[WHAT YOU NEED TO DO]: Set the entries below down again, please. Match them exactly.

= Beginning of Section =

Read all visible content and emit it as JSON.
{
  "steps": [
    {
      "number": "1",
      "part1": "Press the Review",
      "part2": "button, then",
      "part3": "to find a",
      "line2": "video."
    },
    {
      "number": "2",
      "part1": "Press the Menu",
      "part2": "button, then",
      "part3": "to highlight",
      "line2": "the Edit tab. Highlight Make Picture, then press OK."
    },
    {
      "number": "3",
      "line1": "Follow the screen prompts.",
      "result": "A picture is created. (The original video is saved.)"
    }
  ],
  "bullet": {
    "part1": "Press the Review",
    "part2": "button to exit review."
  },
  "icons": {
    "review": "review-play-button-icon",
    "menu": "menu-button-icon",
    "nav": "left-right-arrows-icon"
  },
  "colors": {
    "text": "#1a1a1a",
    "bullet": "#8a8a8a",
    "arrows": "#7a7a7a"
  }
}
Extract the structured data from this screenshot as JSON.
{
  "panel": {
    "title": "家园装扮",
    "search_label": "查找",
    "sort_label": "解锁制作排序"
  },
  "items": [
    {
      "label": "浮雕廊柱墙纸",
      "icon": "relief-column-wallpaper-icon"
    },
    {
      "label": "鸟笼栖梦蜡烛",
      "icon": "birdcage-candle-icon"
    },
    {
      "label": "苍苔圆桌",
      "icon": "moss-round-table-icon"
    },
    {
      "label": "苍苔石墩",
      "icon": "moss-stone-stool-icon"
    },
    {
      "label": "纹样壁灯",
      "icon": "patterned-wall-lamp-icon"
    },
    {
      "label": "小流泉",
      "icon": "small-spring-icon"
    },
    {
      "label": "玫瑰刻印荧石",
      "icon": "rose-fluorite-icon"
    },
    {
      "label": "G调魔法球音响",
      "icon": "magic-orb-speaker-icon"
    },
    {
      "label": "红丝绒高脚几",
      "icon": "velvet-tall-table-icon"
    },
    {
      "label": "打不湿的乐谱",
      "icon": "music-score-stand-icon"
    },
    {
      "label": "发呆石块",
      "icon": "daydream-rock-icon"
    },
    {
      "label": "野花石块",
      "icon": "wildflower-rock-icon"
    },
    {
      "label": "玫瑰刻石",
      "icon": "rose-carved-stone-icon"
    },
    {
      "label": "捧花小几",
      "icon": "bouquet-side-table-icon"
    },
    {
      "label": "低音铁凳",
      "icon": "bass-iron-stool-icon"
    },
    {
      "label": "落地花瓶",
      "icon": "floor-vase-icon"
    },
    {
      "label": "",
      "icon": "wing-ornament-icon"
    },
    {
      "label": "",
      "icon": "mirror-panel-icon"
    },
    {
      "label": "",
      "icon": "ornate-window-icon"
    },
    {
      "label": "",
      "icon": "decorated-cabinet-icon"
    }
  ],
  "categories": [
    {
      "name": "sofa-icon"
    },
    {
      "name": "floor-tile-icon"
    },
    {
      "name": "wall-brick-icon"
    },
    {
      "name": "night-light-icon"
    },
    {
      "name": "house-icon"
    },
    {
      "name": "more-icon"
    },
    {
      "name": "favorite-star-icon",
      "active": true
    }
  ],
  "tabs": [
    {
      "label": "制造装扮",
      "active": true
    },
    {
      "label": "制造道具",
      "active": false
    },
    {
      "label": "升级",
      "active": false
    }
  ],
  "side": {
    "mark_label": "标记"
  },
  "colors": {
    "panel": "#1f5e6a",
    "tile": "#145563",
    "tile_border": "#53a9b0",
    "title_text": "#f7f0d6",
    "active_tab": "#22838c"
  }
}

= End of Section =

[ANSWER BOX]:
Read all visible content and emit it as JSON.
{
  "steps": [
    {
      "number": "1",
      "part1": "Press the Review",
      "part2": "button, then",
      "part3": "to find a",
      "line2": "video."
    },
    {
      "number": "2",
      "part1": "Press the Menu",
      "part2": "button, then",
      "part3": "to highlight",
      "line2": "the Edit tab. Highlight Make Picture, then press OK."
    },
    {
      "number": "3",
      "line1": "Follow the screen prompts.",
      "result": "A picture is created. (The original video is saved.)"
    }
  ],
  "bullet": {
    "part1": "Press the Review",
    "part2": "button to exit review."
  },
  "icons": {
    "review": "review-play-button-icon",
    "menu": "menu-button-icon",
    "nav": "left-right-arrows-icon"
  },
  "colors": {
    "text": "#1a1a1a",
    "bullet": "#8a8a8a",
    "arrows": "#7a7a7a"
  }
}
Extract the structured data from this screenshot as JSON.
{
  "panel": {
    "title": "家园装扮",
    "search_label": "查找",
    "sort_label": "解锁制作排序"
  },
  "items": [
    {
      "label": "浮雕廊柱墙纸",
      "icon": "relief-column-wallpaper-icon"
    },
    {
      "label": "鸟笼栖梦蜡烛",
      "icon": "birdcage-candle-icon"
    },
    {
      "label": "苍苔圆桌",
      "icon": "moss-round-table-icon"
    },
    {
      "label": "苍苔石墩",
      "icon": "moss-stone-stool-icon"
    },
    {
      "label": "纹样壁灯",
      "icon": "patterned-wall-lamp-icon"
    },
    {
      "label": "小流泉",
      "icon": "small-spring-icon"
    },
    {
      "label": "玫瑰刻印荧石",
      "icon": "rose-fluorite-icon"
    },
    {
      "label": "G调魔法球音响",
      "icon": "magic-orb-speaker-icon"
    },
    {
      "label": "红丝绒高脚几",
      "icon": "velvet-tall-table-icon"
    },
    {
      "label": "打不湿的乐谱",
      "icon": "music-score-stand-icon"
    },
    {
      "label": "发呆石块",
      "icon": "daydream-rock-icon"
    },
    {
      "label": "野花石块",
      "icon": "wildflower-rock-icon"
    },
    {
      "label": "玫瑰刻石",
      "icon": "rose-carved-stone-icon"
    },
    {
      "label": "捧花小几",
      "icon": "bouquet-side-table-icon"
    },
    {
      "label": "低音铁凳",
      "icon": "bass-iron-stool-icon"
    },
    {
      "label": "落地花瓶",
      "icon": "floor-vase-icon"
    },
    {
      "label": "",
      "icon": "wing-ornament-icon"
    },
    {
      "label": "",
      "icon": "mirror-panel-icon"
    },
    {
      "label": "",
      "icon": "ornate-window-icon"
    },
    {
      "label": "",
      "icon": "decorated-cabinet-icon"
    }
  ],
  "categories": [
    {
      "name": "sofa-icon"
    },
    {
      "name": "floor-tile-icon"
    },
    {
      "name": "wall-brick-icon"
    },
    {
      "name": "night-light-icon"
    },
    {
      "name": "house-icon"
    },
    {
      "name": "more-icon"
    },
    {
      "name": "favorite-star-icon",
      "active": true
    }
  ],
  "tabs": [
    {
      "label": "制造装扮",
      "active": true
    },
    {
      "label": "制造道具",
      "active": false
    },
    {
      "label": "升级",
      "active": false
    }
  ],
  "side": {
    "mark_label": "标记"
  },
  "colors": {
    "panel": "#1f5e6a",
    "tile": "#145563",
    "tile_border": "#53a9b0",
    "title_text": "#f7f0d6",
    "active_tab": "#22838c"
  }
}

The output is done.